Assemblyman Thiele said, “Cell phone coverage on the East End has had its issues for many years, with gaps in service in many geographic areas and additional stresses on service during peak summer periods. Those concerns have only been exacerbated by the pandemic. The growth in population and the increased use of seasonal homes over the last two years have further demonstrated the need for additional communications infrastructure in the region, not just for emergency services, but for daily life. We must plan for the future. As the Chair of the Assembly Local Governments Committee, I believe those decisions are best made by local governments, within the context of a comprehensive plan. There is no place for heavy-handed state mandates that usurp local authority. Local government is best equipped to work through the conflicts that often arise in siting this needed infrastructure.”
That being said, of course, the leaders of the two towns of the south fork of the east end weighed in with their view of the situation.
East Hampton Town Supervisor Peter Van Scoyoc explained things from his vantage point when he said, “We are working with our Town attorneys and outside consultants City Scape to update the town’s wireless code, which is currently outdated and does not reflect several changes in FCC regulations. We will likely reorganize all wireless regs into a separate code chapter with land use boards still having review authority. In addition to code updates, we will continue working on a wireless master plan with the goal of improving service throughout the town. Our Town-wide survey results should show overwhelming support for better service. Our task is to figure out how to reach this goal.”
Also realizing the importance of the situation is Southampton Town Supervisor Jay Schneiderman who said, “The world has changed. People are dependent on cellular communications for everything from calling 911 to streaming video on their phones. A lot of people are working from home and need reliable cell service. There are too many dead zones throughout the Hamptons where service is sporadic or non-existent. But it is still difficult to site new cell towers. There is always opposition because of visual impacts, and the regulatory structure is challenging. I’m hoping with the rollout of 5G, we will have improved service without the visual issues associated with cell towers. The 5G infrastructure is much closer to the ground.”

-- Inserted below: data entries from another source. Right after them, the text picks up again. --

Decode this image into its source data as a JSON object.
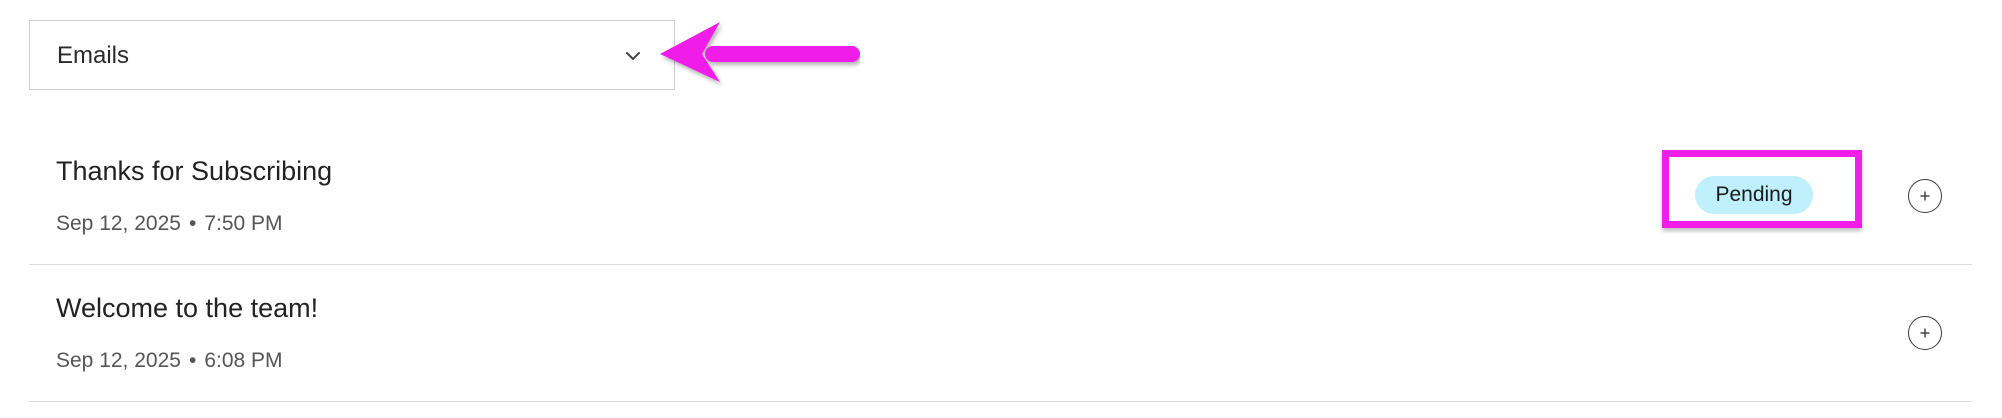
{
  "filter": {
    "selected": "Emails",
    "icon": "chevron-down-icon"
  },
  "emails": [
    {
      "title": "Thanks for Subscribing",
      "date": "Sep 12, 2025",
      "separator": "•",
      "time": "7:50 PM",
      "status": "Pending"
    },
    {
      "title": "Welcome to the team!",
      "date": "Sep 12, 2025",
      "separator": "•",
      "time": "6:08 PM"
    }
  ],
  "colors": {
    "annotation": "#f01ee8",
    "status_pending_bg": "#bff0fb",
    "divider": "#dcdcdc"
  }
}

It may be logical to conclude that the “not on my block,” issue is somewhat of a reason for the lack of cell towers being erected all over to fill the need. Hopefully, the new 5G reality at hand will help efficient capacity rise. Obviously, the community leaders of the east end know the problem and are working on it.